I told her I loved her and had something to share with her and that I was in no way blaming her for anything. I just had a realization about something and I told her the story I just shared with you and again had several moments where I couldn’t speak and fought to hold back the tears.
She didn’t even remember that dinner. She told me she knew I loved her but it made me feel better to tell her my realization just the same. I wanted to cry but I didn’t.
It’s really hard for me to cry. When I was a little kid I used to cry a lot. I was a weak little kid and if someone picked on me I cried. I hated feeling like a wimpy kid. I wanted to be tougher but I didn’t know how.
As I grew older I tried to never cry and I thought that this made me tougher. I hadn’t cried for several years and then one day I broke my wrist. After the shock wore off I experienced the worst pain I’ve ever felt. It was so excruciating and I remember it to this day.
I cried. I remember being more upset with myself for crying than for being an idiot and breaking my wrist.
And that was the last time I cried for a very long time. Of course I now know that there’s nothing wrong with crying and yet it’s still so hard for me to cry. It was a point of pride and me believing I was tougher and more of a man.

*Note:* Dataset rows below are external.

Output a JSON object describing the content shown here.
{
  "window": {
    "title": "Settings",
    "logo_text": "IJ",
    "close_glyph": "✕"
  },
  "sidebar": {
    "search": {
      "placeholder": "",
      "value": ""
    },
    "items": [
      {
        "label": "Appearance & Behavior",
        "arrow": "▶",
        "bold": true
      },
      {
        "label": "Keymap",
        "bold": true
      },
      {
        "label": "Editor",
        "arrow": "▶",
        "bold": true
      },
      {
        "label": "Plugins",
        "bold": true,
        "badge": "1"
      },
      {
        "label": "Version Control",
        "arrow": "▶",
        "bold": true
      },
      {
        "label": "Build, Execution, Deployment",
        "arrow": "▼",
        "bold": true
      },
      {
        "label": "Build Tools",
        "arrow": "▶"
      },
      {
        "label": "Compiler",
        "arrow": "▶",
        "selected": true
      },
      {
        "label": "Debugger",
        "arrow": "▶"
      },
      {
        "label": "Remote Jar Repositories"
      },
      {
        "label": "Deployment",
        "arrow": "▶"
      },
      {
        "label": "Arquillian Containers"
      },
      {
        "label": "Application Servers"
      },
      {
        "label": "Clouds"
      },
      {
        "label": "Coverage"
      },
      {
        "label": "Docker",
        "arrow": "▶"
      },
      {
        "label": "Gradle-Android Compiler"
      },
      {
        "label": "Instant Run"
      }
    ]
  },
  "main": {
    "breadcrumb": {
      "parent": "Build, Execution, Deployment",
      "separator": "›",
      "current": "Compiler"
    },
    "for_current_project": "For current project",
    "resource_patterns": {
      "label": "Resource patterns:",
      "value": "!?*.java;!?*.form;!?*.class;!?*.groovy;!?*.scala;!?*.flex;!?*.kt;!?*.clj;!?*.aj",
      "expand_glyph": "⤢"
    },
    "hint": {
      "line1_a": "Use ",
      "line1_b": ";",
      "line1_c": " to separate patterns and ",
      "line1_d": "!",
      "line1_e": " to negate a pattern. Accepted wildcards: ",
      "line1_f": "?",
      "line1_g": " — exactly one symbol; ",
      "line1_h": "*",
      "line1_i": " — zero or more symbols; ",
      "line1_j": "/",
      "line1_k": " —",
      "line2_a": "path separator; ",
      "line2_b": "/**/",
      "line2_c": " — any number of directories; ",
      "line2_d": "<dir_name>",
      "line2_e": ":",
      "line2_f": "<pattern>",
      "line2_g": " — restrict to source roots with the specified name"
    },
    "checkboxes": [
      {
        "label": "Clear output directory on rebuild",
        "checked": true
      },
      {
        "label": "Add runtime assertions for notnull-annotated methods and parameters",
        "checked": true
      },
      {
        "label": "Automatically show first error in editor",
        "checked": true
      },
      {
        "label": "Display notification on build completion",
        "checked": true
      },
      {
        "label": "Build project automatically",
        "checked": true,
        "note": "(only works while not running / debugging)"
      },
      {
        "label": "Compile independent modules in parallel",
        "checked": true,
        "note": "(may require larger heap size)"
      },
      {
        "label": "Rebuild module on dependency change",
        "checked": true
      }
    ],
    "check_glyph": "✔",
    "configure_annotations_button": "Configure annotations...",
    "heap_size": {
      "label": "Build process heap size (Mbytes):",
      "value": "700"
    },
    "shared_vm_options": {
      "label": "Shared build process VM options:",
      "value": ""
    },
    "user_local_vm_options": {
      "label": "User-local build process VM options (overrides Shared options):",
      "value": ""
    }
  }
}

And this explained some more things about me. Sometimes we need a good cry to express ourselves. If we’re holding back crying we’re probably holding back a lot of other stuff.
I learned that we develop certain human rights when we are children. Some are given to us (for example the right to BE special and to matter) and some we take for ourselves. I gave myself the right to be autonomous. This means I value my independence and on the flip side I hate to ask for help. I try to do everything myself and can be a bit of a control freak. Ok…a lot of a control freak.
By never allowing myself to cry or be emotional I never had much of a voice growing up and this made it hard for me to express myself. Anyone who has ever been in a relationship with me will attest to this 🙂
And there is so much more that I learned. This better understanding of who I am has changed the way I look at myself. It has helped my confidence. It has shown me where I have fallen short in my relationships and what I need to work on to improve them. It has shown me the power of being vulnerable and the list goes on.
Is everything fixed after spending 3 days with Michael Bernoff? Of course not. I’m still fucked up in my own sort of way. But now I know why I am the way I am and can easier accept my imperfections and now I can work on improving them. I’m slowly getting out of my own way.
The thing is we’re all affected by something that has happened to us at some point in our lives. I used to think I was one of the few and most people were pretty normal for the most part. I met so many people and heard so many stories of events that have happened to them. Every story was different and they all helped me in some way.
I learned it’s ok to admit we have problems. It’s good to be vulnerable and it is a part of who we are. None of us are perfect. We’ve all been through some stuff. Some worse than others. By sharing what we have been through we just might be able to help someone out. We just might form a tighter connection with someone else.
Thank you to all the amazing people that I met and for sharing your stories and for listening to mine. I am grateful to all of you.
I’m slowly finding my voice and working on being more expressive and a better communicator and being more vulnerable. I’m working on being willing to ask for help and to let others help me. And one day, I’ll have a good cry and feel like a man.